This 5-octave, 61-note Dulcitone is in very good cosmetic and functional shape. Invented and built by Thomas Machell and Sons of Glasgow from the 1880s until circa 1930, this historic instrument is the ancestor of the Rhodes piano and a close relative of the celesta. Its sound is produced by a range of tuning forks, which vibrate when struck by felt-covered hammers activated by the keyboard. A significant feature of the dulcitone is its portability, a product of its lightweight and compact construction and the fact that the tuning forks (unlike, for instance, the strings of a piano) were not prone to going out of tune.
With its original customer base largely being the missionary community, who needed portable keyboard instruments to bring with them, the Dulcitone has a solid, yet lightweight and compact construction. The tuning forks give off a sound very similar to a celesta, but rounder and sweeter, with less piercing harmonics. The tuning forks are acoustically coupled to and thus amplified by a spruce soundboard that rests under the instrument. Because of this tight-grained soundboard, the Dulcitone is able to equal the volume of a standard celesta, which uses resonating tubes/chambers to amplify its sound.
This Dulcitone is an 8 out of 10 with respect to functionality, which is very good, given that most Dulcitones found today do not play well.

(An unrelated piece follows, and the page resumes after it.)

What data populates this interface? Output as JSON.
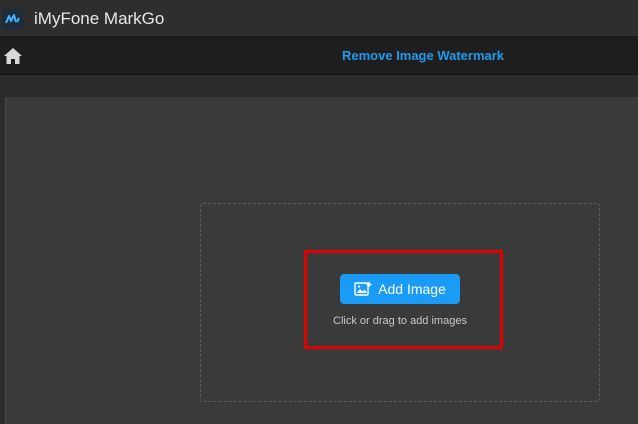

It has a very nice sound. All notes play, though a few sound a bit noisy but still musical. Repair of the noisy-sounding notes usually requires realignment of the tuning forks, tightening of rivets, or reriveting or welding the coupler foil to the tuning fork to make a more solid connection. We have not attempted to repair this particular Dulcitone. All the parts are there, including all the tuning forks, none of which are snapped; all of their coupling u-shaped metal foils are intact, and everything is very secure and tightly screwed down. The key height needs to be evened throughout the whole keyboard. This Dulcitone has several cracks in the soundboard, but none are likely of any damage to its structural integrity.
Range: A3-A8 (61 notes, 5 octaves)